Four single beds in a small hotel room in northwest Italy. Two twins and a bunk, four boys sprawled on the sheets, third or fourth glass of red wine in hand. We’ve driven hundreds of kilometers, eaten cheese, eaten beef jerky, eaten bananas. We drove into the Alps while the fiery sun merged with the mountains ahead of us and we collectively creamed our jeans. We’re tired.
“You wanna go out tonight?” Dirty asks.
Aosta is a small town, really just a pit stop squeezed between mountains on the path to French resort towns and alpine hiking trails. It’s not the kind of place where one “goes out” but then again, this is Europe. They’ve got to have a different definition of the term.
We go out. Begrudgingly, at first. We’re tired. Most of us have been awake for more than 24 hours, excluding uncomfortable airplane naps. The drive was long, the day was long. But we’re in Europe and we’ll be damned if we don’t make a go of it.
The main street of Aosta is a thin cobblestone walking path, lined on both sides by rough, claustrophobic four-story apartments. It’s dark and late, but there are still wandering locals, arm in arm, perhaps lovers. We pass restaurants, bars, all closing for the night. A Roman wall divides the town, still impressively massive. Ominously lit from below, it looks like it might crush us – not due to it’s crumbling exterior but purely because we are insignificant bugs in the shadow of history.
Then we find a bar. It was right around the corner, actually, from out hotel. A snooker joint, the doorway lit in pink. There’s a foosball table inside and not much else. We order beers in English because we’re not really ready to try Italian. Foosball is good, but we hear noise, laughing from a back room.

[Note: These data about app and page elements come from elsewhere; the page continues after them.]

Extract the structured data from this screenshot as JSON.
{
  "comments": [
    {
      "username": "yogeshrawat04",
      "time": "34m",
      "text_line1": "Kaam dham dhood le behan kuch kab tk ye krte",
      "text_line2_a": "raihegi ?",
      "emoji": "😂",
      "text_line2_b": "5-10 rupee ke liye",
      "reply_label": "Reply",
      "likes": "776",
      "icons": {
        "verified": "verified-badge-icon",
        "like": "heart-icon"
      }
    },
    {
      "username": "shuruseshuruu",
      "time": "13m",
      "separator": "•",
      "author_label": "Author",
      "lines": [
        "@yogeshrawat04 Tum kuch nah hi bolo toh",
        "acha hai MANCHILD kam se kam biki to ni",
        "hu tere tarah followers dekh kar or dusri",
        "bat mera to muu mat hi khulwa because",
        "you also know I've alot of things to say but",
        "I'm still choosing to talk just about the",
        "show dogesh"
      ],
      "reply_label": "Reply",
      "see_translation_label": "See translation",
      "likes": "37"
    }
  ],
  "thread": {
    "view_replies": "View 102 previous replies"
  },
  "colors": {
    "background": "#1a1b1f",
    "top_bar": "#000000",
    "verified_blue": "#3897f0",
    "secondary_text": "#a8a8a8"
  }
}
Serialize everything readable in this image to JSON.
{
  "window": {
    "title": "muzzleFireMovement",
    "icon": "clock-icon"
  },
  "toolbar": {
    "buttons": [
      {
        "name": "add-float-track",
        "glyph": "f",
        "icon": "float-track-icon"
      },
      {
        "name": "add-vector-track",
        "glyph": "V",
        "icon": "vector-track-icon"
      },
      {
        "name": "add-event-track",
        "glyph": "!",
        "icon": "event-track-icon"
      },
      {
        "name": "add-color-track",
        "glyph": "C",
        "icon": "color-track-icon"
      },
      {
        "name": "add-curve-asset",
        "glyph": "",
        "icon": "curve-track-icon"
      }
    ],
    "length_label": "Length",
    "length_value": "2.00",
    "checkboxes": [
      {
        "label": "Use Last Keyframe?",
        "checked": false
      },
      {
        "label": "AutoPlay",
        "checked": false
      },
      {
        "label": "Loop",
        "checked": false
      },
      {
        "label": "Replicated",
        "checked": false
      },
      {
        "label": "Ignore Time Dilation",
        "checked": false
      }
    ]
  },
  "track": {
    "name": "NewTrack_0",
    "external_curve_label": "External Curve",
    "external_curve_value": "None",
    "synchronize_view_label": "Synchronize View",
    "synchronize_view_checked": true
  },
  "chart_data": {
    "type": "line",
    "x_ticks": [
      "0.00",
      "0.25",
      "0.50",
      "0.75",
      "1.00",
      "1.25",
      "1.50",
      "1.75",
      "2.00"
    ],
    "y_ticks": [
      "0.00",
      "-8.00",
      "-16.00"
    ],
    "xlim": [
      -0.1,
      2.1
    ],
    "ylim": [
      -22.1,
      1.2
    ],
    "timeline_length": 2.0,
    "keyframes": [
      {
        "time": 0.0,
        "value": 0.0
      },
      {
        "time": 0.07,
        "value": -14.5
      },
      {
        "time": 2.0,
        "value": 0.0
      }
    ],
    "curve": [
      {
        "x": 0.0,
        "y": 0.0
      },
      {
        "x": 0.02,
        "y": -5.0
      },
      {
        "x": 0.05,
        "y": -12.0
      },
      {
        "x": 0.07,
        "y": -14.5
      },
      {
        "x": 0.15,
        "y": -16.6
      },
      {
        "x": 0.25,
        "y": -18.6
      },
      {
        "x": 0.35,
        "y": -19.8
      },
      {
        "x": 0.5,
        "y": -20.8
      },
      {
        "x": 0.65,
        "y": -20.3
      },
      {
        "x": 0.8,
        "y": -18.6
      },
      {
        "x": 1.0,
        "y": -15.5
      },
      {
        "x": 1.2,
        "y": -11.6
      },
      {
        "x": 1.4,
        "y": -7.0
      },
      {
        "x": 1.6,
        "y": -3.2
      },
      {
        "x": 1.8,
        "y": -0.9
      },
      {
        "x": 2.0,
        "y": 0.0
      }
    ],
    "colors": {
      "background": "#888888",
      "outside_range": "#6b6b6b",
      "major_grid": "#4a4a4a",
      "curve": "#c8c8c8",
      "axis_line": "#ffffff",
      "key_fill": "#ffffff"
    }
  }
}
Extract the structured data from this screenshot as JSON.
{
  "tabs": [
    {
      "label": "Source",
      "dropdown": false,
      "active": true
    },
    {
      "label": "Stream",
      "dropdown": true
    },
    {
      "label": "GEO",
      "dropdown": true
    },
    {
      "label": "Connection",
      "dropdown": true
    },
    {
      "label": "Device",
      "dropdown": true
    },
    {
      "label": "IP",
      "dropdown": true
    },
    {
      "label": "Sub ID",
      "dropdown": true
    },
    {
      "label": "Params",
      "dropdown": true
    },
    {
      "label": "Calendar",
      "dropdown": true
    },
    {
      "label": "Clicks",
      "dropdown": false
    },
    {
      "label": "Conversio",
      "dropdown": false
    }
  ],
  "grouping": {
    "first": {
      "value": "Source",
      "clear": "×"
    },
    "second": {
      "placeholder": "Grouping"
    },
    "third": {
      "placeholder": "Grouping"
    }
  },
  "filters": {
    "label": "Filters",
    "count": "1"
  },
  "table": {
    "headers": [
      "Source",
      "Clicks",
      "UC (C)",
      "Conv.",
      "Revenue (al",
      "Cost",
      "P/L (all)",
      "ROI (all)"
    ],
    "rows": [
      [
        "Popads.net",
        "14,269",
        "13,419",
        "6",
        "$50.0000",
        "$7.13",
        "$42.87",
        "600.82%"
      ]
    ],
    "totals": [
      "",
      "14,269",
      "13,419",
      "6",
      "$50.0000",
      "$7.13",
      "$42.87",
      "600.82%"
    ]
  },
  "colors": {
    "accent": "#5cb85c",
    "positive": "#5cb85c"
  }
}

We finish our drinks and wander towards a black doorway from which emerge gentle pinging sounds. A casino, tiny, ten slot machines arrayed along mirrored walls. Three or four smoking, anguished Italians rest on stools they might have been born on. This isn’t what we were looking for. The sounds we heard, they were sounds of joy.
Another black door on the other side of the bar. Laughter and music reverberate behind the plain wood paneling. This is it! Gently, we push the door open. An orgy? A wake? A raucous, out of control euro-party?
Karaoke. Drunk, smoky, Italian karaoke. Everyone looks at us as if a herd of cattle entered the room, then looks back at the screen, back at their cigarettes. We found the party on a Friday night in Aosta, Italy. It’s a rager.